(18) in (12) and (13) respectively, we have
R
h
ht
= E
_
h(n +
n
)
_
L1
i=0
w
h
H
(n i
n
)
__
=
L1
i=0
w
i
E
_
h(n +
n
)
h
H
(n i
n
)
_
=
L1
i=0
w
i
r
n
((i + 1)
n
)R
s
= (w
H
t
r
t
)R
s
R
ht
= E
__
L1
i=0
w
i
h(n i
n
)
__
L1
i=0
w
h
H
(n i
n
)
__
=
L1
i=0
L1
j=0
w
i
w
j
E
_
h(n i
n
)
h
H
(n j
n
)
_
=
L1
i=0
L1
j=0
w
i
w
j
r
n
((j i)
n
)R
s
+
L1
i=0
w
i

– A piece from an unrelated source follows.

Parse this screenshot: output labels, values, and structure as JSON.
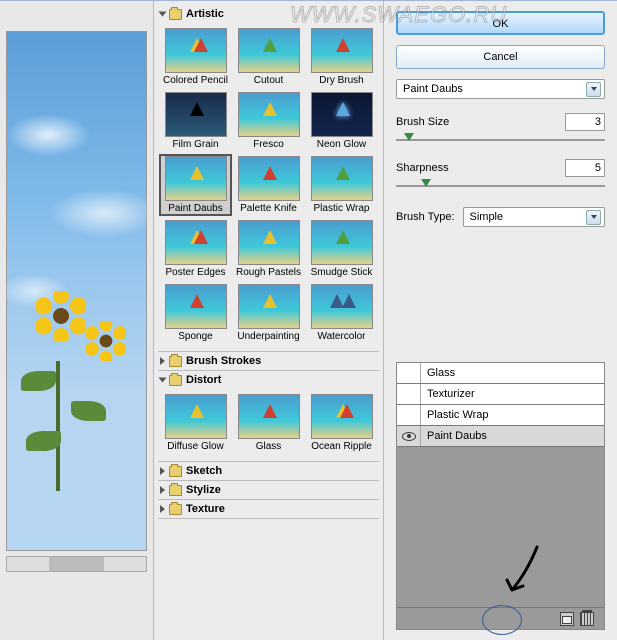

2
2
I
= (w
H
t
R
t
w
t
)R
s
+ (w
H
t
w
t
)
2
I
APPENDIX II
PROOF OF PROPOSITION 1
Proof: We can write both the 2step and SISO prediction
lters in the same form as (4), where W
2D
is replaced by
W
2S
= (w
T
t
W
s
) (19)
W
t
= (w
T
t
I
N
) (20)
for 2step and SISO respectively. Since W
2D
is chosen to
minimize the MSE, then
2D
2S
and
2D
t
. Also,
since W
s
is chosen to minimize the MSE for the timedomain
predicted channel [cf. Sec. IVB], and SISO prediction (7)
is simply (10) with W
s
= I
N
, then
2S
t
. To show
equality of the MSE in the special cases of R
s
= I
N
and
2
= 0, we show the stronger condition that the prediction
lters themselves are identical in these cases.
W
2D

Rs=IN
=
_
r
T
t
I
N
_ _
R
T
t
I
N
+
2
I
LN
_
1
=
_
r
T
t
I
N
_ _
(R
T
t
+
2
I
L
) I
N
_
1
=
_
r
T
t
I
N
_ _
(R
T
t
+
2
I
L
)
1
I
N
_
=
_
r
T
t
_
(R
t
+
2
I
L
)
1
_
T
_
(I
N
)
= W
t
W
2D

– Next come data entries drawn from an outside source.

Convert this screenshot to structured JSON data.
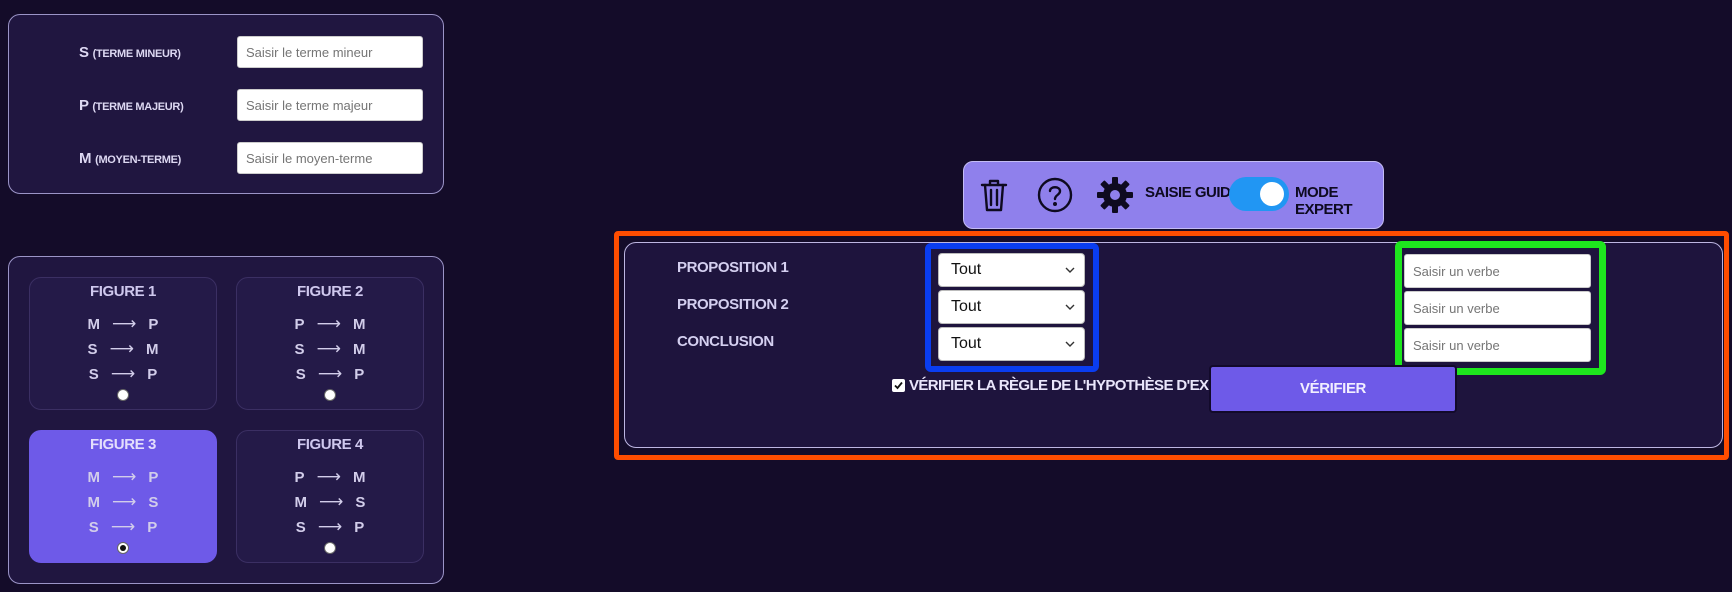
{
  "terms": {
    "rows": [
      {
        "letter": "S",
        "hint": "(terme mineur)",
        "placeholder": "Saisir le terme mineur"
      },
      {
        "letter": "P",
        "hint": "(terme majeur)",
        "placeholder": "Saisir le terme majeur"
      },
      {
        "letter": "M",
        "hint": "(moyen-terme)",
        "placeholder": "Saisir le moyen-terme"
      }
    ]
  },
  "figures": [
    {
      "title": "Figure 1",
      "lines": [
        [
          "M",
          "P"
        ],
        [
          "S",
          "M"
        ],
        [
          "S",
          "P"
        ]
      ],
      "selected": false
    },
    {
      "title": "Figure 2",
      "lines": [
        [
          "P",
          "M"
        ],
        [
          "S",
          "M"
        ],
        [
          "S",
          "P"
        ]
      ],
      "selected": false
    },
    {
      "title": "Figure 3",
      "lines": [
        [
          "M",
          "P"
        ],
        [
          "M",
          "S"
        ],
        [
          "S",
          "P"
        ]
      ],
      "selected": true
    },
    {
      "title": "Figure 4",
      "lines": [
        [
          "P",
          "M"
        ],
        [
          "M",
          "S"
        ],
        [
          "S",
          "P"
        ]
      ],
      "selected": false
    }
  ],
  "arrow_glyph": "⟶",
  "toolbar": {
    "icons": [
      "trash-icon",
      "help-icon",
      "gear-icon"
    ],
    "guided_label": "Saisie guidée",
    "expert_label": "Mode expert",
    "toggle_on": true
  },
  "propositions": {
    "rows": [
      {
        "label": "Proposition 1",
        "quantifier": "Tout",
        "verb_placeholder": "Saisir un verbe"
      },
      {
        "label": "Proposition 2",
        "quantifier": "Tout",
        "verb_placeholder": "Saisir un verbe"
      },
      {
        "label": "Conclusion",
        "quantifier": "Tout",
        "verb_placeholder": "Saisir un verbe"
      }
    ],
    "existence_check_label": "Vérifier la règle de l'hypothèse d'existence",
    "existence_checked": true,
    "verify_label": "Vérifier"
  },
  "colors": {
    "background": "#140c29",
    "panel": "#201640",
    "accent": "#6e5ae8",
    "toolbar": "#8f80ec",
    "toggle": "#2196f3",
    "highlight_orange": "#ff4d00",
    "highlight_blue": "#0a3df0",
    "highlight_green": "#1ee61e"
  }
}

2
=0
=
_
r
T
t
R
s
_ _
R
T
t
R
s
_
1
=
_
r
T
t
R
s
_ _
(R
T
t
)
1
R
1
s
_
=
_
r
T
t
(R
1
t
)
T
_
(I
N
)
= W
t

2
=0
For the 2step method, the following equations show that the
spatial smoothing lter reduces to the identity matrix when
R
s
= I
N
or when
2
= 0
W
s

Rs=IN
=
_
r
H
t
w
t
_ _
(w
H
t
R
t
w
t
)I
N
+ (w
H
t
w
t
)
2
I
N
_
1
=
_
r
H
t
w
t
_
_
w
H
t
(R
t
+
2
I
L
) w
t
_I
N
=
_
r
H
t
w
t
_
_
r
H
t
w
t
_I
N
= I
N
W
s

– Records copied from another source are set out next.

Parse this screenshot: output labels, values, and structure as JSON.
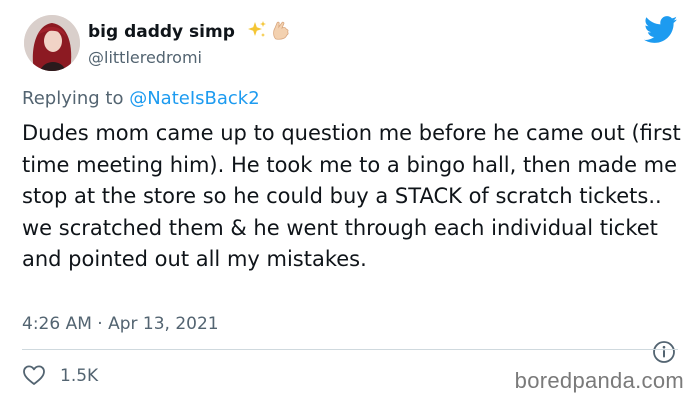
{
  "author": {
    "display_name": "big daddy simp",
    "handle": "@littleredromi",
    "name_emojis": [
      "sparkles-emoji",
      "ok-hand-emoji"
    ]
  },
  "reply": {
    "prefix": "Replying to",
    "mention": "@NateIsBack2"
  },
  "tweet": {
    "text": "Dudes mom came up to question me before he came out (first time meeting him). He took me to a bingo hall, then made me stop at the store so he could buy a STACK of scratch tickets.. we scratched them & he went through each individual ticket and pointed out all my mistakes.",
    "timestamp": "4:26 AM · Apr 13, 2021"
  },
  "engagement": {
    "likes": "1.5K"
  },
  "watermark": "boredpanda.com",
  "colors": {
    "twitter_blue": "#1d9bf0",
    "text_secondary": "#536471",
    "divider": "#cfd9de"
  }
}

2
=0
=
_
r
H
t
w
t
_ _
(w
H
t
R
t
w
t
)I
N
_
1
=
_
r
H
t
w
t
_
_
r
H
t
w
t
_I
N
= I
N
We thus have W
2S
= W
t
in (19) in either case.
REFERENCES
[1] A. Paulraj, R. Nabar, and D. Gore, Introduction to spacetime wireless
communications. Cambridge University Press, 2003.
[2] A. DuelHallen, S. Hu, and H. Hallen, LongRange Prediction of
Fading Signals, IEEE Signal Processing Mag., vol. 17, no. 3, pp. 6275,
May 2000.
[3] T. Ekman, M. Sternad, and A. Ahlen, Unbiased power prediction
of Rayleigh fading channels, in Proc. IEEE Vehicular Technology
Conference, Sept. 2002, pp. 280 284.
[4] I. C. Wong and B. L. Evans, Joint Channel Estimation and Predic
tion for OFDM Systems, in Proc. IEEE Global Telecommunications
Conference, St. Louis, MO, Dec. 2005.
[5] S. Zhou and G. Giannakis, How accurate channel prediction needs to
be for transmitbeamforming with adaptive modulation over Rayleigh
MIMO channels? IEEE Trans. Wireless Commun., vol. 3, no. 4, pp.
12851294, July 2004.
[6] Z. Luo, H. Gao, Y. Liu, and J. Gao, Robust pilotsymbolaided MIMO
channel estimation and prediction, in Proc. IEEE Global Telecommu
nications Conference, vol. 6, Dec. 2004, pp. 36463650 Vol.6.
[7] M. Guillaud and D. Slock, A specular approach to MIMO frequency
selective channel tracking and prediction, in Proc. IEEE Signal Pro
cessing Advances in Wireless Communications, July 2004, pp. 5963.
[8] M. H. Hayes, Statistical Digital Signal Processing and Modeling. John
Wiley and Sons, 1996.
[9] Y. R. Zheng and C. Xiao, Simulation models with correct statistical
properties for Rayleigh fading channels, IEEE Trans. Commun., vol. 51,
no. 6, pp. 920928, June 2003.
[10] T. Svantesson and A. Swindlehurst, A performance bound for predic
tion of a multipath MIMO channel, IEEE Trans. Signal Processing,
submitted.